Patients who receive personalized brain fitness training can make cognitive gains, according to researchers at Johns Hopkins Medicine and the University of Maryland School of Medicine.
A team created a 12-week program offering computer-based brain stimulation, neurofeedback training and mindfulness meditation. It also addressed physical health through a Mediterranean diet, omega-3 supplements, increased fitness and treatment for sleep apnea and depression.
The idea, according to an article published in The Journal of Prevention of Alzheimer’s Disease, was to combat problems that lead to hippocampal atrophy. The region regulates emotions and memory; it often changes as disease progresses.
The study included 127 elderly patients with mild cognitive impairment. Individual programs reflected each person’s needs, such as improving attention, working memory or executive skills.
After the trial, patients improved on 4.68 out of 10 cognitive domains. MRIs taken of 17 random participants showed that nine had growth in the hippocampus region.
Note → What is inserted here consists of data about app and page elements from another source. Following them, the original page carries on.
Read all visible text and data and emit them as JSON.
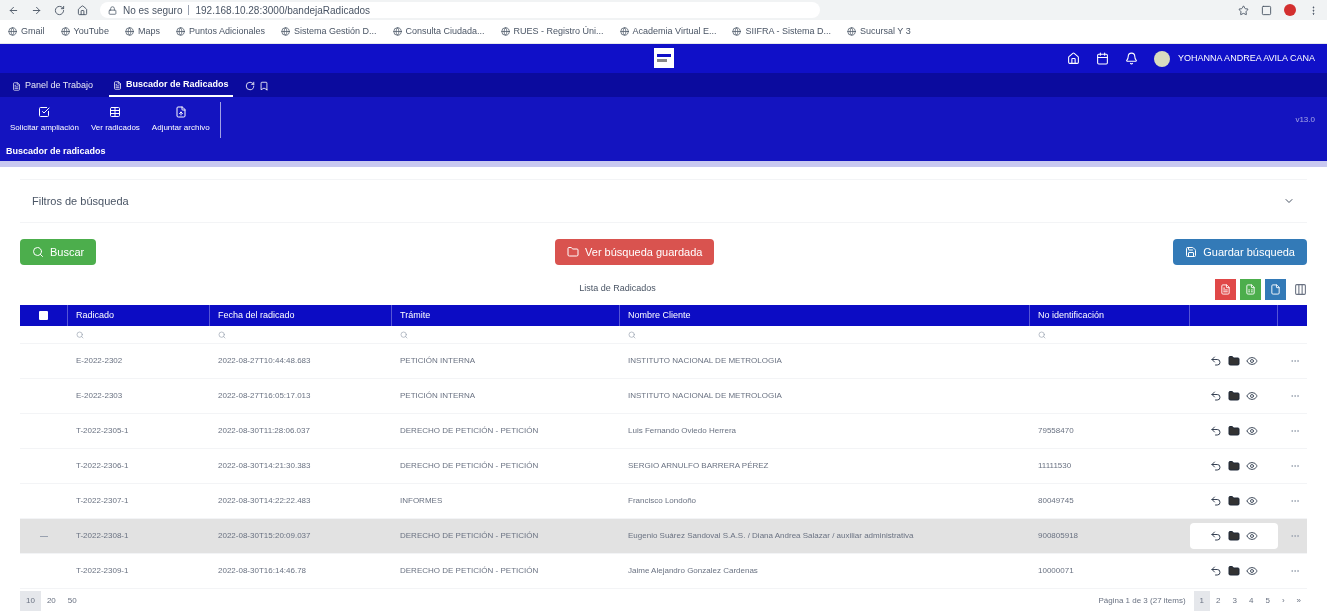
{
  "browser": {
    "security": "No es seguro",
    "url": "192.168.10.28:3000/bandejaRadicados",
    "bookmarks": [
      "Gmail",
      "YouTube",
      "Maps",
      "Puntos Adicionales",
      "Sistema Gestión D...",
      "Consulta Ciudada...",
      "RUES - Registro Úni...",
      "Academia Virtual E...",
      "SIIFRA - Sistema D...",
      "Sucursal Y 3"
    ]
  },
  "header": {
    "user_name": "YOHANNA ANDREA AVILA CANA"
  },
  "tabs": [
    {
      "label": "Panel de Trabajo",
      "selected": false
    },
    {
      "label": "Buscador de Radicados",
      "selected": true
    }
  ],
  "toolbar": {
    "actions": [
      "Solicitar ampliación",
      "Ver radicados",
      "Adjuntar archivo"
    ],
    "version": "v13.0"
  },
  "section_title": "Buscador de radicados",
  "filters": {
    "title": "Filtros de búsqueda",
    "expanded": false
  },
  "buttons": [
    {
      "label": "Buscar",
      "kind": "search"
    },
    {
      "label": "Ver búsqueda guardada",
      "kind": "saved"
    },
    {
      "label": "Guardar búsqueda",
      "kind": "save"
    }
  ],
  "table": {
    "title": "Lista de Radicados",
    "select_all": {
      "checked": false
    },
    "columns": [
      "Radicado",
      "Fecha del radicado",
      "Trámite",
      "Nombre Cliente",
      "No identificación"
    ],
    "rows": [
      {
        "cells": [
          "E-2022-2302",
          "2022-08-27T10:44:48.683",
          "PETICIÓN INTERNA",
          "INSTITUTO NACIONAL DE METROLOGIA",
          ""
        ],
        "selected": false
      },
      {
        "cells": [
          "E-2022-2303",
          "2022-08-27T16:05:17.013",
          "PETICIÓN INTERNA",
          "INSTITUTO NACIONAL DE METROLOGIA",
          ""
        ],
        "selected": false
      },
      {
        "cells": [
          "T-2022-2305-1",
          "2022-08-30T11:28:06.037",
          "DERECHO DE PETICIÓN - PETICIÓN",
          "Luis Fernando Oviedo Herrera",
          "79558470"
        ],
        "selected": false
      },
      {
        "cells": [
          "T-2022-2306-1",
          "2022-08-30T14:21:30.383",
          "DERECHO DE PETICIÓN - PETICIÓN",
          "SERGIO ARNULFO BARRERA PÉREZ",
          "11111530"
        ],
        "selected": false
      },
      {
        "cells": [
          "T-2022-2307-1",
          "2022-08-30T14:22:22.483",
          "INFORMES",
          "Francisco Londoño",
          "80049745"
        ],
        "selected": false
      },
      {
        "cells": [
          "T-2022-2308-1",
          "2022-08-30T15:20:09.037",
          "DERECHO DE PETICIÓN - PETICIÓN",
          "Eugenio Suárez Sandoval S.A.S. / Diana Andrea Salazar / auxiliar administrativa",
          "900805918"
        ],
        "selected": true
      },
      {
        "cells": [
          "T-2022-2309-1",
          "2022-08-30T16:14:46.78",
          "DERECHO DE PETICIÓN - PETICIÓN",
          "Jaime Alejandro Gonzalez Cardenas",
          "10000071"
        ],
        "selected": false
      }
    ]
  },
  "pagination": {
    "page_sizes": [
      {
        "label": "10",
        "selected": true
      },
      {
        "label": "20",
        "selected": false
      },
      {
        "label": "50",
        "selected": false
      }
    ],
    "summary": "Página 1 de 3 (27 items)",
    "pages": [
      {
        "label": "1",
        "selected": true
      },
      {
        "label": "2",
        "selected": false
      },
      {
        "label": "3",
        "selected": false
      },
      {
        "label": "4",
        "selected": false
      },
      {
        "label": "5",
        "selected": false
      }
    ],
    "nav": [
      "›",
      "»"
    ]
  }
}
Younger patients and those with better baseline memory improved the most.
From the April 01, 2016 Issue of McKnight's Long-Term Care News